‘Cabin fever’ drives young Czechs out of Soviet-era housing

It’s something like (cabin fever), but let’s say it lasts for 15 years or so…”

“South Town, also known as Jizni Mesto or Prague 11, is an endless field of these buildings, called panelak ”panel buildings” in Czech, which sprung up in the early 1960s and now make up more than 30 per cent of the nation’s housing stock.”

During my first two trips to Prague my wife and I stayed in an apartment in a “panelak” and it was a perfect short-term place to stay: Just enough space for two travelers who didn’t have many possessions. It was in the Pankrác neighborhood, right next to the Metro and an open-air market.

It was perfect then, but now that I have a family of my own I can understand the cabin fever.

Speaking of moles

In the news this past spring: Space is the final frontier for Czech child icon

The 19-centimeter (7.5-inch) toy version of the character, created by Czech animator Zdenek Miler, has been chosen to accompany U.S. astronaut Andrew Feustel on Endeavour’s last mission as NASA ends its shuttle program.

I like the Post’s headline much better than the Wall Street Journal’s, Space Shuttle Stowaway Is a Commie Mole.

Other audio resources: Wiktionary and The Shtooka Project

I was Googling a Czech word the other day to check my work–I’m not a fluent speaker, so I make lots of mistakes. What I found was new to me: Czech language resources on Wiktionary complete with sound files. The sound files seem to all originate from The Shtooka Project, “a non-profit organisation, with the object of creating free audio collections of words and expressions as well as developing software tools to exploit these collections.” The files are licensed under a Creative Commons Attribution 2.0 France license.

New Feature: Audio Clips

I’m very pleased to announce the addition of something folks have been asking for since I first started this site: audio clips. This addition is thanks to the generosity of Pavel Farkas, who volunteered to produce the audio clips and supply them to me in a web-ready format. Not only do I owe him a debt of gratitude for all the work he did to make this happen, I owe him an apology for taking so long to update the site with the new feature. Thank you Pavel!

At the moment there are a couple of browser requirements for hearing the audio: Flash and JavaScript. The sound clips are triggered by the jPlayer plugin for jQuery, and it uses an invisible Flash clip for playback. I’m very interested in hearing feedback from any users who find that this doesn’t work, or find that these browser requirements interfere with their enjoyment of the site.

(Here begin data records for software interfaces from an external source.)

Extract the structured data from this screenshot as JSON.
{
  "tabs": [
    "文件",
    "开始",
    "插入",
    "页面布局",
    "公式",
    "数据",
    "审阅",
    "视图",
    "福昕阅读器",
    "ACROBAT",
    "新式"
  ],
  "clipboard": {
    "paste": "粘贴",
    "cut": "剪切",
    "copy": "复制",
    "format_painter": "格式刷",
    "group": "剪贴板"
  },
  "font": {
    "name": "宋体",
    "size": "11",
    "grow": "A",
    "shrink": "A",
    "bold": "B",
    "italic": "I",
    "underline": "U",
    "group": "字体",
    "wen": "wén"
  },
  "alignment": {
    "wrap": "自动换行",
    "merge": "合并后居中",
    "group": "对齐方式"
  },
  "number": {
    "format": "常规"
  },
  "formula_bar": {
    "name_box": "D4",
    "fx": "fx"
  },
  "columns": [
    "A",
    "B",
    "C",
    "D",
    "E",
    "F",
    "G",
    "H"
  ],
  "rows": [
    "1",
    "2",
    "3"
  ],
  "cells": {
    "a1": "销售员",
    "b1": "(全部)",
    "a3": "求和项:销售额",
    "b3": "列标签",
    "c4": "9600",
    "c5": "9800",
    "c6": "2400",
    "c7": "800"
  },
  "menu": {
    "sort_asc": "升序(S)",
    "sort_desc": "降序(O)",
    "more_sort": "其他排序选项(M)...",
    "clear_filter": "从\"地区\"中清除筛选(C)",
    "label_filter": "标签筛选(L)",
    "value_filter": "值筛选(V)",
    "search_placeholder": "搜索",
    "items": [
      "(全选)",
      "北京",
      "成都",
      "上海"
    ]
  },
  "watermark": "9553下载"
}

Thanks again to Pavel, and I hope everyone enjoys the new feature.